[Element data from apps and pages]
%%

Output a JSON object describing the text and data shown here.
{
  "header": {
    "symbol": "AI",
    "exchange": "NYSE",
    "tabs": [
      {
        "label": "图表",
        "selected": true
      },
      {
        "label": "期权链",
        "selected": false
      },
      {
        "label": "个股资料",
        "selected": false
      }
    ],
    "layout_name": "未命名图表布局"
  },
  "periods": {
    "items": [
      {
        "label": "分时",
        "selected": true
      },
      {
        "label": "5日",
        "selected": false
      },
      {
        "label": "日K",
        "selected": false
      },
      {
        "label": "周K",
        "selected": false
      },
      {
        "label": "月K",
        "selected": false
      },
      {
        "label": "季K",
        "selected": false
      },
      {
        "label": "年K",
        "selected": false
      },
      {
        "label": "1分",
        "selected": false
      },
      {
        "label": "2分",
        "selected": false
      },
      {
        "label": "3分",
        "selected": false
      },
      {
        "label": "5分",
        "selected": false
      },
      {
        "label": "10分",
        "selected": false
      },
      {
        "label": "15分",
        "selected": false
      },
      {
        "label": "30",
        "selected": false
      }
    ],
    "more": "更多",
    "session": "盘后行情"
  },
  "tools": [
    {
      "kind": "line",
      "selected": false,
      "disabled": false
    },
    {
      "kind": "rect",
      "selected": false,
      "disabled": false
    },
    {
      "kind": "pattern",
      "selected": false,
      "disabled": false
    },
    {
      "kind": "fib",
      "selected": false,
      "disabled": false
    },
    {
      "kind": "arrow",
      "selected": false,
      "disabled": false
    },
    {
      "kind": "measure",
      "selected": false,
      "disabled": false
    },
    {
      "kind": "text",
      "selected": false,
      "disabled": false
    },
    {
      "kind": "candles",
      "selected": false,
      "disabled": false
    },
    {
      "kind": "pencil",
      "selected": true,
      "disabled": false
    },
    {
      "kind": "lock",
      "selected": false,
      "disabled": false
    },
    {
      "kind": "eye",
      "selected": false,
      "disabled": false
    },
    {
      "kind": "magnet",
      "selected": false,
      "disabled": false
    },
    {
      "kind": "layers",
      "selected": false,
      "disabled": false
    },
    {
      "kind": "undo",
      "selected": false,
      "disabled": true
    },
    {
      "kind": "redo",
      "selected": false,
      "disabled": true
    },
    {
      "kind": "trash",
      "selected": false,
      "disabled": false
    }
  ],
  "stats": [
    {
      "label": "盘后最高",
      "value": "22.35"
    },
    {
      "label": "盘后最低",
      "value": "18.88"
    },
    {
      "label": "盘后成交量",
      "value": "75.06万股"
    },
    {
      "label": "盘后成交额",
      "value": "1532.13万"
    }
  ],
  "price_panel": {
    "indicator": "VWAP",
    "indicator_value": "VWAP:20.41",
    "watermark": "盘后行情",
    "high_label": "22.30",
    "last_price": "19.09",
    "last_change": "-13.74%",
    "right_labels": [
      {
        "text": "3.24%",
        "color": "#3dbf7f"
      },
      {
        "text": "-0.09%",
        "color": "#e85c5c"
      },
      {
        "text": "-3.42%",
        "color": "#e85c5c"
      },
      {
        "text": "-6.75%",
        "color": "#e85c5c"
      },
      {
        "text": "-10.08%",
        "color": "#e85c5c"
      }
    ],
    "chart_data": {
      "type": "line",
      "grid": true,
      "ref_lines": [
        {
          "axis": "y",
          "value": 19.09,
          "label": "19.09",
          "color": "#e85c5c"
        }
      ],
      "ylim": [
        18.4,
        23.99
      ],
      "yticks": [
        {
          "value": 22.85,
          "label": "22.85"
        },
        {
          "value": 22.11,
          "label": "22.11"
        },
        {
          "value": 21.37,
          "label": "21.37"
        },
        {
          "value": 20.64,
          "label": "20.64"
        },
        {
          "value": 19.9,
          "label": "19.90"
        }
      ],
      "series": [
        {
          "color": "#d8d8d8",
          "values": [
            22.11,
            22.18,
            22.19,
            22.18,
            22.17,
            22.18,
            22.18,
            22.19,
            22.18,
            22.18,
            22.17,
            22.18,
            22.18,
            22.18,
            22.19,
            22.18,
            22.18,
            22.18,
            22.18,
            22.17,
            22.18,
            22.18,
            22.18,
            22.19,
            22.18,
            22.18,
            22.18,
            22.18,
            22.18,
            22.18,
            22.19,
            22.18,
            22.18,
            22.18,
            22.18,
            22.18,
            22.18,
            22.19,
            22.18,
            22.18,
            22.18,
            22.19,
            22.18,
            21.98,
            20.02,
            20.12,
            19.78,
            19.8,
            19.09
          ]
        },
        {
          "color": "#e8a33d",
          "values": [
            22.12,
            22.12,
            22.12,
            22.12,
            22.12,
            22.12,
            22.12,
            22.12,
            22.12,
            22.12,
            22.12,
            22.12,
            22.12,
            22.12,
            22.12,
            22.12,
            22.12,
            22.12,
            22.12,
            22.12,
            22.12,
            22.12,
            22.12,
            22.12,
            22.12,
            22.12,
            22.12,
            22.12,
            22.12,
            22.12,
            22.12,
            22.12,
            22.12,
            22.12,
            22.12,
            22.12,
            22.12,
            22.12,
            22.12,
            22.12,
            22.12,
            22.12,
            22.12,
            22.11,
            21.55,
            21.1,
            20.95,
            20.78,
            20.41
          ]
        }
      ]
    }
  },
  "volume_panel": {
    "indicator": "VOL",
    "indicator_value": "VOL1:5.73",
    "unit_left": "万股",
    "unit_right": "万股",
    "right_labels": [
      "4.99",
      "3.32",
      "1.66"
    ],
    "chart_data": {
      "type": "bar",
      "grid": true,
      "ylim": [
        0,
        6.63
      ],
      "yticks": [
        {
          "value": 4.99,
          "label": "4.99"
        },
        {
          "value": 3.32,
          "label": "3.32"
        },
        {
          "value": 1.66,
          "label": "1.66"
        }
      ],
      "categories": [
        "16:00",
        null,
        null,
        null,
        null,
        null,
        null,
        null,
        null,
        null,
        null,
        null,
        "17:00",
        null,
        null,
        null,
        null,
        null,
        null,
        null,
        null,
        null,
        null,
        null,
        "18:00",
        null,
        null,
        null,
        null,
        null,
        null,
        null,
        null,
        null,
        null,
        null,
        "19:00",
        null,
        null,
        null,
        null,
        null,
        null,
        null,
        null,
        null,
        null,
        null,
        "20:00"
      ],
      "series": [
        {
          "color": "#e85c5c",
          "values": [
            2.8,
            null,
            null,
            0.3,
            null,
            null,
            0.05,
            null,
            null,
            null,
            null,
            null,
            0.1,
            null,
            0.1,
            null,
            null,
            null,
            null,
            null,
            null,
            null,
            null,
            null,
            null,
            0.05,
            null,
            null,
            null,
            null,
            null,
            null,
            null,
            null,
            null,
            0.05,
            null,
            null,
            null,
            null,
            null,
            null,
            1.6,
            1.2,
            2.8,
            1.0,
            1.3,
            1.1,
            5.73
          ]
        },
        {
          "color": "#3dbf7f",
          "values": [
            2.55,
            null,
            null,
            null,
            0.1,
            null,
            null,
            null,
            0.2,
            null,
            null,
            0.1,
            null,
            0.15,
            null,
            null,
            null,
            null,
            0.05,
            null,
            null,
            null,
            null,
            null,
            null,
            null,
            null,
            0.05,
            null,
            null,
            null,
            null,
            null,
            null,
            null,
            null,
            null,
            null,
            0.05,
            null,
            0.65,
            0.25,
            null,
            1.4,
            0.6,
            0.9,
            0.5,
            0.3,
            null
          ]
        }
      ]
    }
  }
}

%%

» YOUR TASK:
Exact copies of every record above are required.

» RESULT BELOW:
Output a JSON object describing the text and data shown here.
{
  "header": {
    "symbol": "AI",
    "exchange": "NYSE",
    "tabs": [
      {
        "label": "图表",
        "selected": true
      },
      {
        "label": "期权链",
        "selected": false
      },
      {
        "label": "个股资料",
        "selected": false
      }
    ],
    "layout_name": "未命名图表布局"
  },
  "periods": {
    "items": [
      {
        "label": "分时",
        "selected": true
      },
      {
        "label": "5日",
        "selected": false
      },
      {
        "label": "日K",
        "selected": false
      },
      {
        "label": "周K",
        "selected": false
      },
      {
        "label": "月K",
        "selected": false
      },
      {
        "label": "季K",
        "selected": false
      },
      {
        "label": "年K",
        "selected": false
      },
      {
        "label": "1分",
        "selected": false
      },
      {
        "label": "2分",
        "selected": false
      },
      {
        "label": "3分",
        "selected": false
      },
      {
        "label": "5分",
        "selected": false
      },
      {
        "label": "10分",
        "selected": false
      },
      {
        "label": "15分",
        "selected": false
      },
      {
        "label": "30",
        "selected": false
      }
    ],
    "more": "更多",
    "session": "盘后行情"
  },
  "tools": [
    {
      "kind": "line",
      "selected": false,
      "disabled": false
    },
    {
      "kind": "rect",
      "selected": false,
      "disabled": false
    },
    {
      "kind": "pattern",
      "selected": false,
      "disabled": false
    },
    {
      "kind": "fib",
      "selected": false,
      "disabled": false
    },
    {
      "kind": "arrow",
      "selected": false,
      "disabled": false
    },
    {
      "kind": "measure",
      "selected": false,
      "disabled": false
    },
    {
      "kind": "text",
      "selected": false,
      "disabled": false
    },
    {
      "kind": "candles",
      "selected": false,
      "disabled": false
    },
    {
      "kind": "pencil",
      "selected": true,
      "disabled": false
    },
    {
      "kind": "lock",
      "selected": false,
      "disabled": false
    },
    {
      "kind": "eye",
      "selected": false,
      "disabled": false
    },
    {
      "kind": "magnet",
      "selected": false,
      "disabled": false
    },
    {
      "kind": "layers",
      "selected": false,
      "disabled": false
    },
    {
      "kind": "undo",
      "selected": false,
      "disabled": true
    },
    {
      "kind": "redo",
      "selected": false,
      "disabled": true
    },
    {
      "kind": "trash",
      "selected": false,
      "disabled": false
    }
  ],
  "stats": [
    {
      "label": "盘后最高",
      "value": "22.35"
    },
    {
      "label": "盘后最低",
      "value": "18.88"
    },
    {
      "label": "盘后成交量",
      "value": "75.06万股"
    },
    {
      "label": "盘后成交额",
      "value": "1532.13万"
    }
  ],
  "price_panel": {
    "indicator": "VWAP",
    "indicator_value": "VWAP:20.41",
    "watermark": "盘后行情",
    "high_label": "22.30",
    "last_price": "19.09",
    "last_change": "-13.74%",
    "right_labels": [
      {
        "text": "3.24%",
        "color": "#3dbf7f"
      },
      {
        "text": "-0.09%",
        "color": "#e85c5c"
      },
      {
        "text": "-3.42%",
        "color": "#e85c5c"
      },
      {
        "text": "-6.75%",
        "color": "#e85c5c"
      },
      {
        "text": "-10.08%",
        "color": "#e85c5c"
      }
    ],
    "chart_data": {
      "type": "line",
      "grid": true,
      "ref_lines": [
        {
          "axis": "y",
          "value": 19.09,
          "label": "19.09",
          "color": "#e85c5c"
        }
      ],
      "ylim": [
        18.4,
        23.99
      ],
      "yticks": [
        {
          "value": 22.85,
          "label": "22.85"
        },
        {
          "value": 22.11,
          "label": "22.11"
        },
        {
          "value": 21.37,
          "label": "21.37"
        },
        {
          "value": 20.64,
          "label": "20.64"
        },
        {
          "value": 19.9,
          "label": "19.90"
        }
      ],
      "series": [
        {
          "color": "#d8d8d8",
          "values": [
            22.11,
            22.18,
            22.19,
            22.18,
            22.17,
            22.18,
            22.18,
            22.19,
            22.18,
            22.18,
            22.17,
            22.18,
            22.18,
            22.18,
            22.19,
            22.18,
            22.18,
            22.18,
            22.18,
            22.17,
            22.18,
            22.18,
            22.18,
            22.19,
            22.18,
            22.18,
            22.18,
            22.18,
            22.18,
            22.18,
            22.19,
            22.18,
            22.18,
            22.18,
            22.18,
            22.18,
            22.18,
            22.19,
            22.18,
            22.18,
            22.18,
            22.19,
            22.18,
            21.98,
            20.02,
            20.12,
            19.78,
            19.8,
            19.09
          ]
        },
        {
          "color": "#e8a33d",
          "values": [
            22.12,
            22.12,
            22.12,
            22.12,
            22.12,
            22.12,
            22.12,
            22.12,
            22.12,
            22.12,
            22.12,
            22.12,
            22.12,
            22.12,
            22.12,
            22.12,
            22.12,
            22.12,
            22.12,
            22.12,
            22.12,
            22.12,
            22.12,
            22.12,
            22.12,
            22.12,
            22.12,
            22.12,
            22.12,
            22.12,
            22.12,
            22.12,
            22.12,
            22.12,
            22.12,
            22.12,
            22.12,
            22.12,
            22.12,
            22.12,
            22.12,
            22.12,
            22.12,
            22.11,
            21.55,
            21.1,
            20.95,
            20.78,
            20.41
          ]
        }
      ]
    }
  },
  "volume_panel": {
    "indicator": "VOL",
    "indicator_value": "VOL1:5.73",
    "unit_left": "万股",
    "unit_right": "万股",
    "right_labels": [
      "4.99",
      "3.32",
      "1.66"
    ],
    "chart_data": {
      "type": "bar",
      "grid": true,
      "ylim": [
        0,
        6.63
      ],
      "yticks": [
        {
          "value": 4.99,
          "label": "4.99"
        },
        {
          "value": 3.32,
          "label": "3.32"
        },
        {
          "value": 1.66,
          "label": "1.66"
        }
      ],
      "categories": [
        "16:00",
        null,
        null,
        null,
        null,
        null,
        null,
        null,
        null,
        null,
        null,
        null,
        "17:00",
        null,
        null,
        null,
        null,
        null,
        null,
        null,
        null,
        null,
        null,
        null,
        "18:00",
        null,
        null,
        null,
        null,
        null,
        null,
        null,
        null,
        null,
        null,
        null,
        "19:00",
        null,
        null,
        null,
        null,
        null,
        null,
        null,
        null,
        null,
        null,
        null,
        "20:00"
      ],
      "series": [
        {
          "color": "#e85c5c",
          "values": [
            2.8,
            null,
            null,
            0.3,
            null,
            null,
            0.05,
            null,
            null,
            null,
            null,
            null,
            0.1,
            null,
            0.1,
            null,
            null,
            null,
            null,
            null,
            null,
            null,
            null,
            null,
            null,
            0.05,
            null,
            null,
            null,
            null,
            null,
            null,
            null,
            null,
            null,
            0.05,
            null,
            null,
            null,
            null,
            null,
            null,
            1.6,
            1.2,
            2.8,
            1.0,
            1.3,
            1.1,
            5.73
          ]
        },
        {
          "color": "#3dbf7f",
          "values": [
            2.55,
            null,
            null,
            null,
            0.1,
            null,
            null,
            null,
            0.2,
            null,
            null,
            0.1,
            null,
            0.15,
            null,
            null,
            null,
            null,
            0.05,
            null,
            null,
            null,
            null,
            null,
            null,
            null,
            null,
            0.05,
            null,
            null,
            null,
            null,
            null,
            null,
            null,
            null,
            null,
            null,
            0.05,
            null,
            0.65,
            0.25,
            null,
            1.4,
            0.6,
            0.9,
            0.5,
            0.3,
            null
          ]
        }
      ]
    }
  }
}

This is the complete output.